*** Material for this task

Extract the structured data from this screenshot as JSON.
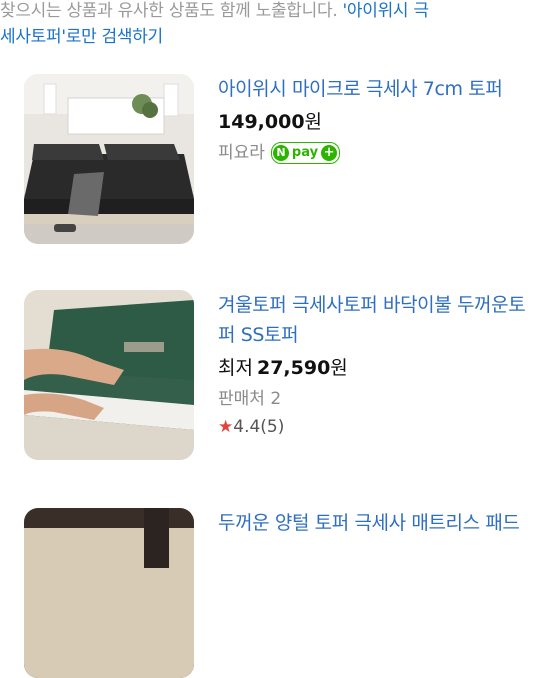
{
  "notice": {
    "prefix": "찾으시는 상품과 유사한 상품도 함께 노출합니다. ",
    "query_line1": "'아이위시 극",
    "query_line2": "세사토퍼'",
    "suffix": "로만 검색하기"
  },
  "products": [
    {
      "title": "아이위시 마이크로 극세사 7cm 토퍼",
      "price": "149,000",
      "currency": "원",
      "seller": "피요라",
      "npay_label": "pay"
    },
    {
      "title": "겨울토퍼 극세사토퍼 바닥이불 두꺼운토퍼 SS토퍼",
      "price_prefix": "최저",
      "price": "27,590",
      "currency": "원",
      "seller": "판매처 2",
      "rating": "4.4",
      "review_count": "(5)"
    },
    {
      "title": "두꺼운 양털 토퍼 극세사 매트리스 패드"
    }
  ],
  "colors": {
    "link": "#2f6fc2",
    "npay_green": "#2db400",
    "star_red": "#e0443c"
  }
}
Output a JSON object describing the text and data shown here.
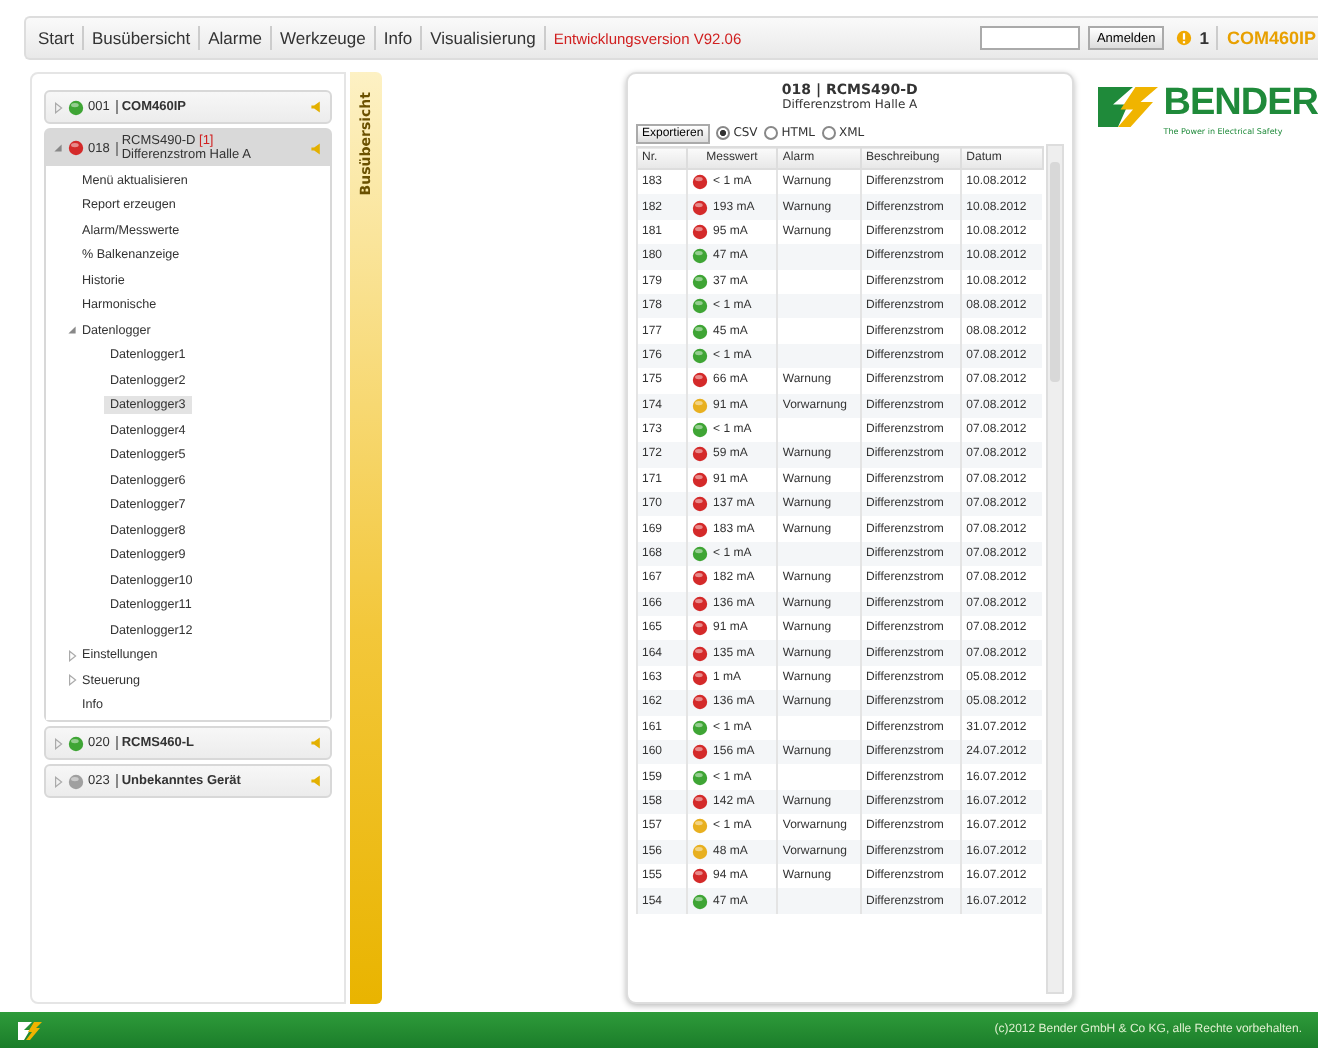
{
  "nav": {
    "items": [
      "Start",
      "Busübersicht",
      "Alarme",
      "Werkzeuge",
      "Info",
      "Visualisierung"
    ],
    "version": "Entwicklungsversion V92.06",
    "login_button": "Anmelden",
    "alarm_count": "1",
    "device": "COM460IP"
  },
  "sidebar": {
    "tab": "Busübersicht",
    "devices": [
      {
        "address": "001",
        "name": "COM460IP",
        "color": "#3fa535",
        "expanded": false
      },
      {
        "address": "018",
        "name": "RCMS490-D",
        "alarm": "[1]",
        "subtitle": "Differenzstrom Halle A",
        "color": "#d42a2a",
        "expanded": true,
        "children": [
          {
            "label": "Menü aktualisieren",
            "selected": false
          },
          {
            "label": "Report erzeugen",
            "selected": false
          },
          {
            "label": "Alarm/Messwerte",
            "selected": false
          },
          {
            "label": "% Balkenanzeige",
            "selected": false
          },
          {
            "label": "Historie",
            "selected": false
          },
          {
            "label": "Harmonische",
            "selected": false
          },
          {
            "label": "Datenlogger",
            "selected": false,
            "expanded": true,
            "children": [
              {
                "label": "Datenlogger1",
                "selected": false
              },
              {
                "label": "Datenlogger2",
                "selected": false
              },
              {
                "label": "Datenlogger3",
                "selected": true
              },
              {
                "label": "Datenlogger4",
                "selected": false
              },
              {
                "label": "Datenlogger5",
                "selected": false
              },
              {
                "label": "Datenlogger6",
                "selected": false
              },
              {
                "label": "Datenlogger7",
                "selected": false
              },
              {
                "label": "Datenlogger8",
                "selected": false
              },
              {
                "label": "Datenlogger9",
                "selected": false
              },
              {
                "label": "Datenlogger10",
                "selected": false
              },
              {
                "label": "Datenlogger11",
                "selected": false
              },
              {
                "label": "Datenlogger12",
                "selected": false
              }
            ]
          },
          {
            "label": "Einstellungen",
            "selected": false,
            "expanded": false
          },
          {
            "label": "Steuerung",
            "selected": false,
            "expanded": false
          },
          {
            "label": "Info",
            "selected": false
          }
        ]
      },
      {
        "address": "020",
        "name": "RCMS460-L",
        "color": "#3fa535",
        "expanded": false
      },
      {
        "address": "023",
        "name": "Unbekanntes Gerät",
        "color": "#a0a0a0",
        "expanded": false
      }
    ]
  },
  "logger": {
    "title": "018 | RCMS490-D",
    "subtitle": "Differenzstrom Halle A",
    "export_button": "Exportieren",
    "formats": [
      {
        "label": "CSV",
        "selected": true
      },
      {
        "label": "HTML",
        "selected": false
      },
      {
        "label": "XML",
        "selected": false
      }
    ],
    "columns": [
      "Nr.",
      "Messwert",
      "Alarm",
      "Beschreibung",
      "Datum"
    ],
    "rows": [
      {
        "nr": "183",
        "color": "#d42a2a",
        "value": "< 1 mA",
        "alarm": "Warnung",
        "description": "Differenzstrom",
        "date": "10.08.2012"
      },
      {
        "nr": "182",
        "color": "#d42a2a",
        "value": "193 mA",
        "alarm": "Warnung",
        "description": "Differenzstrom",
        "date": "10.08.2012"
      },
      {
        "nr": "181",
        "color": "#d42a2a",
        "value": "95 mA",
        "alarm": "Warnung",
        "description": "Differenzstrom",
        "date": "10.08.2012"
      },
      {
        "nr": "180",
        "color": "#3fa535",
        "value": "47 mA",
        "description": "Differenzstrom",
        "date": "10.08.2012"
      },
      {
        "nr": "179",
        "color": "#3fa535",
        "value": "37 mA",
        "description": "Differenzstrom",
        "date": "10.08.2012"
      },
      {
        "nr": "178",
        "color": "#3fa535",
        "value": "< 1 mA",
        "description": "Differenzstrom",
        "date": "08.08.2012"
      },
      {
        "nr": "177",
        "color": "#3fa535",
        "value": "45 mA",
        "description": "Differenzstrom",
        "date": "08.08.2012"
      },
      {
        "nr": "176",
        "color": "#3fa535",
        "value": "< 1 mA",
        "description": "Differenzstrom",
        "date": "07.08.2012"
      },
      {
        "nr": "175",
        "color": "#d42a2a",
        "value": "66 mA",
        "alarm": "Warnung",
        "description": "Differenzstrom",
        "date": "07.08.2012"
      },
      {
        "nr": "174",
        "color": "#e8b020",
        "value": "91 mA",
        "alarm": "Vorwarnung",
        "description": "Differenzstrom",
        "date": "07.08.2012"
      },
      {
        "nr": "173",
        "color": "#3fa535",
        "value": "< 1 mA",
        "description": "Differenzstrom",
        "date": "07.08.2012"
      },
      {
        "nr": "172",
        "color": "#d42a2a",
        "value": "59 mA",
        "alarm": "Warnung",
        "description": "Differenzstrom",
        "date": "07.08.2012"
      },
      {
        "nr": "171",
        "color": "#d42a2a",
        "value": "91 mA",
        "alarm": "Warnung",
        "description": "Differenzstrom",
        "date": "07.08.2012"
      },
      {
        "nr": "170",
        "color": "#d42a2a",
        "value": "137 mA",
        "alarm": "Warnung",
        "description": "Differenzstrom",
        "date": "07.08.2012"
      },
      {
        "nr": "169",
        "color": "#d42a2a",
        "value": "183 mA",
        "alarm": "Warnung",
        "description": "Differenzstrom",
        "date": "07.08.2012"
      },
      {
        "nr": "168",
        "color": "#3fa535",
        "value": "< 1 mA",
        "description": "Differenzstrom",
        "date": "07.08.2012"
      },
      {
        "nr": "167",
        "color": "#d42a2a",
        "value": "182 mA",
        "alarm": "Warnung",
        "description": "Differenzstrom",
        "date": "07.08.2012"
      },
      {
        "nr": "166",
        "color": "#d42a2a",
        "value": "136 mA",
        "alarm": "Warnung",
        "description": "Differenzstrom",
        "date": "07.08.2012"
      },
      {
        "nr": "165",
        "color": "#d42a2a",
        "value": "91 mA",
        "alarm": "Warnung",
        "description": "Differenzstrom",
        "date": "07.08.2012"
      },
      {
        "nr": "164",
        "color": "#d42a2a",
        "value": "135 mA",
        "alarm": "Warnung",
        "description": "Differenzstrom",
        "date": "07.08.2012"
      },
      {
        "nr": "163",
        "color": "#d42a2a",
        "value": "1 mA",
        "alarm": "Warnung",
        "description": "Differenzstrom",
        "date": "05.08.2012"
      },
      {
        "nr": "162",
        "color": "#d42a2a",
        "value": "136 mA",
        "alarm": "Warnung",
        "description": "Differenzstrom",
        "date": "05.08.2012"
      },
      {
        "nr": "161",
        "color": "#3fa535",
        "value": "< 1 mA",
        "description": "Differenzstrom",
        "date": "31.07.2012"
      },
      {
        "nr": "160",
        "color": "#d42a2a",
        "value": "156 mA",
        "alarm": "Warnung",
        "description": "Differenzstrom",
        "date": "24.07.2012"
      },
      {
        "nr": "159",
        "color": "#3fa535",
        "value": "< 1 mA",
        "description": "Differenzstrom",
        "date": "16.07.2012"
      },
      {
        "nr": "158",
        "color": "#d42a2a",
        "value": "142 mA",
        "alarm": "Warnung",
        "description": "Differenzstrom",
        "date": "16.07.2012"
      },
      {
        "nr": "157",
        "color": "#e8b020",
        "value": "< 1 mA",
        "alarm": "Vorwarnung",
        "description": "Differenzstrom",
        "date": "16.07.2012"
      },
      {
        "nr": "156",
        "color": "#e8b020",
        "value": "48 mA",
        "alarm": "Vorwarnung",
        "description": "Differenzstrom",
        "date": "16.07.2012"
      },
      {
        "nr": "155",
        "color": "#d42a2a",
        "value": "94 mA",
        "alarm": "Warnung",
        "description": "Differenzstrom",
        "date": "16.07.2012"
      },
      {
        "nr": "154",
        "color": "#3fa535",
        "value": "47 mA",
        "description": "Differenzstrom",
        "date": "16.07.2012"
      }
    ]
  },
  "logo": {
    "name": "BENDER",
    "tagline": "The Power in Electrical Safety"
  },
  "footer": "(c)2012 Bender GmbH & Co KG, alle Rechte vorbehalten."
}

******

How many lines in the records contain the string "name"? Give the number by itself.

5